## DATA FOR THIS TASK
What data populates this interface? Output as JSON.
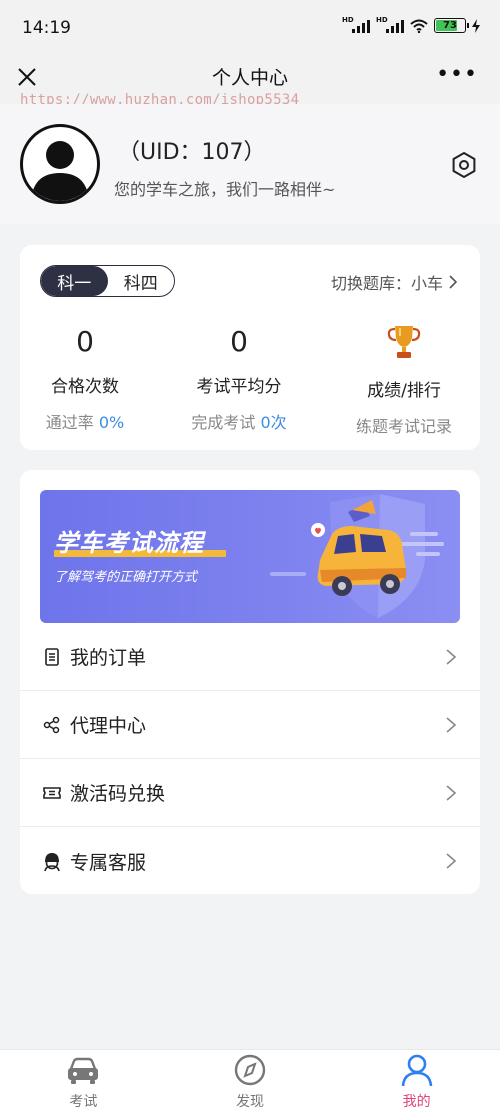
{
  "status_bar": {
    "time": "14:19",
    "hd1": "HD",
    "hd2": "HD",
    "battery": "73"
  },
  "nav": {
    "title": "个人中心",
    "more": "•••"
  },
  "watermark": "https://www.huzhan.com/ishop5534",
  "profile": {
    "uid": "（UID：107）",
    "slogan": "您的学车之旅，我们一路相伴~"
  },
  "stats": {
    "subject_tabs": [
      "科一",
      "科四"
    ],
    "active_subject": "科一",
    "bank_switch": "切换题库：小车",
    "pass_count": {
      "value": "0",
      "label": "合格次数",
      "sub_prefix": "通过率",
      "sub_value": "0%"
    },
    "avg_score": {
      "value": "0",
      "label": "考试平均分",
      "sub_prefix": "完成考试",
      "sub_value": "0次"
    },
    "ranking": {
      "icon": "trophy-icon",
      "label": "成绩/排行",
      "sub": "练题考试记录"
    }
  },
  "banner": {
    "title": "学车考试流程",
    "subtitle": "了解驾考的正确打开方式"
  },
  "menu": [
    {
      "label": "我的订单",
      "icon": "order-list-icon"
    },
    {
      "label": "代理中心",
      "icon": "share-nodes-icon"
    },
    {
      "label": "激活码兑换",
      "icon": "ticket-icon"
    },
    {
      "label": "专属客服",
      "icon": "customer-service-icon"
    }
  ],
  "tabs": [
    {
      "label": "考试",
      "icon": "car-icon"
    },
    {
      "label": "发现",
      "icon": "compass-icon"
    },
    {
      "label": "我的",
      "icon": "user-icon"
    }
  ],
  "colors": {
    "accent_blue": "#3d8de0",
    "active_tab": "#e0447e",
    "toggle_dark": "#2e3144",
    "banner": "#7579ec"
  }
}
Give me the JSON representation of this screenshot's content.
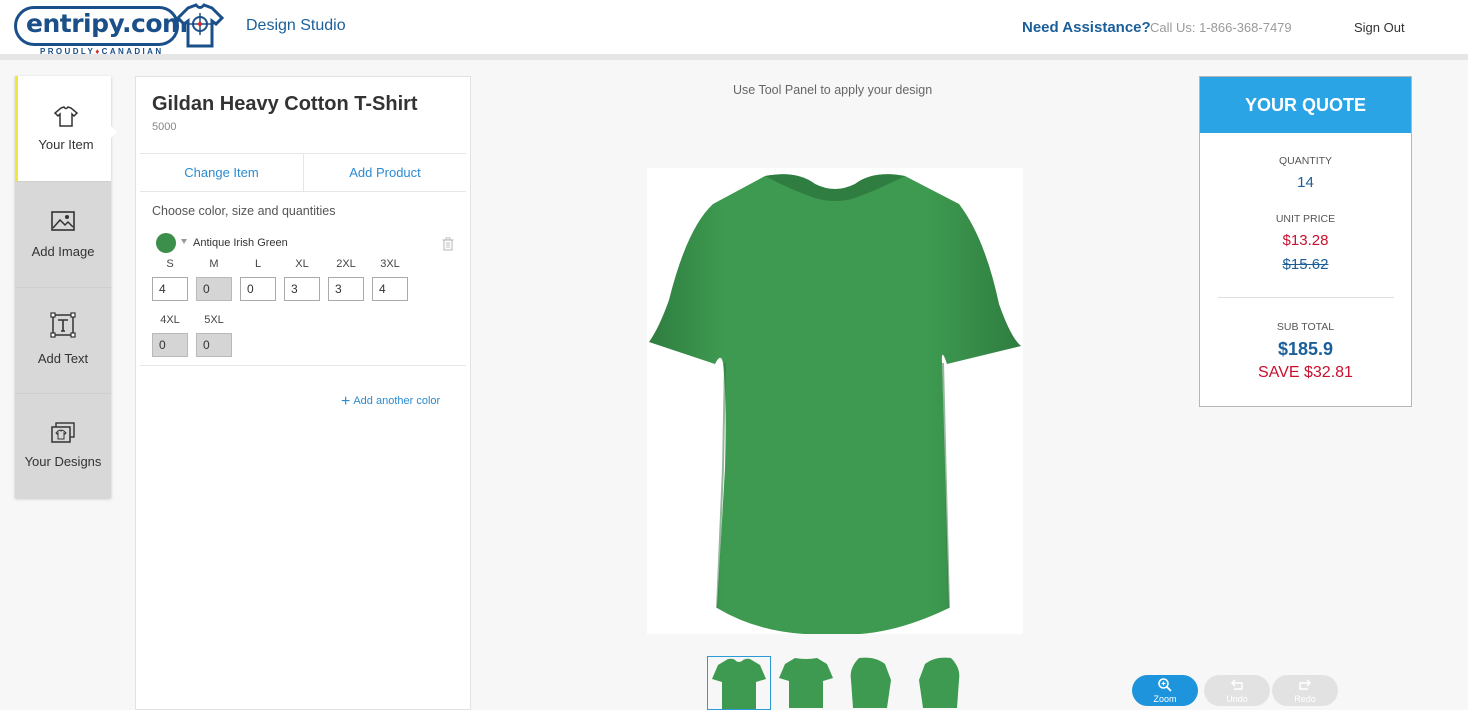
{
  "header": {
    "logo_text": "entripy.com",
    "logo_sub_left": "PROUDLY",
    "logo_sub_right": "CANADIAN",
    "studio": "Design Studio",
    "assist": "Need Assistance?",
    "call": "Call Us: 1-866-368-7479",
    "signout": "Sign Out"
  },
  "tools": [
    {
      "label": "Your Item",
      "icon": "tshirt-icon"
    },
    {
      "label": "Add Image",
      "icon": "image-icon"
    },
    {
      "label": "Add Text",
      "icon": "text-icon"
    },
    {
      "label": "Your Designs",
      "icon": "designs-icon"
    }
  ],
  "item": {
    "title": "Gildan Heavy Cotton T-Shirt",
    "code": "5000",
    "tab_change": "Change Item",
    "tab_add": "Add Product",
    "choose": "Choose color, size and quantities",
    "color_name": "Antique Irish Green",
    "color_hex": "#3b8f4a",
    "sizes": [
      {
        "label": "S",
        "qty": "4"
      },
      {
        "label": "M",
        "qty": "0"
      },
      {
        "label": "L",
        "qty": "0"
      },
      {
        "label": "XL",
        "qty": "3"
      },
      {
        "label": "2XL",
        "qty": "3"
      },
      {
        "label": "3XL",
        "qty": "4"
      },
      {
        "label": "4XL",
        "qty": "0"
      },
      {
        "label": "5XL",
        "qty": "0"
      }
    ],
    "add_color": "Add another color"
  },
  "canvas": {
    "hint": "Use Tool Panel to apply your design",
    "shirt_color": "#3e9a50"
  },
  "quote": {
    "title": "YOUR QUOTE",
    "quantity_label": "QUANTITY",
    "quantity": "14",
    "unit_label": "UNIT PRICE",
    "unit_price": "$13.28",
    "unit_orig": "$15.62",
    "sub_label": "SUB TOTAL",
    "sub_total": "$185.9",
    "save": "SAVE $32.81"
  },
  "controls": {
    "zoom": "Zoom",
    "undo": "Undo",
    "redo": "Redo"
  },
  "colors": {
    "brand_blue": "#1b5f9a",
    "accent_blue": "#2ba4e6",
    "price_red": "#c8102e"
  }
}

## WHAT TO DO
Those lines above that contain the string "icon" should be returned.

## EXERCISE ANSWER
      "icon": "trophy-icon",
      "icon": "order-list-icon"
      "icon": "share-nodes-icon"
      "icon": "ticket-icon"
      "icon": "customer-service-icon"
      "icon": "car-icon"
      "icon": "compass-icon"
      "icon": "user-icon"
      "icon": "tshirt-icon"
      "icon": "image-icon"
      "icon": "text-icon"
      "icon": "designs-icon"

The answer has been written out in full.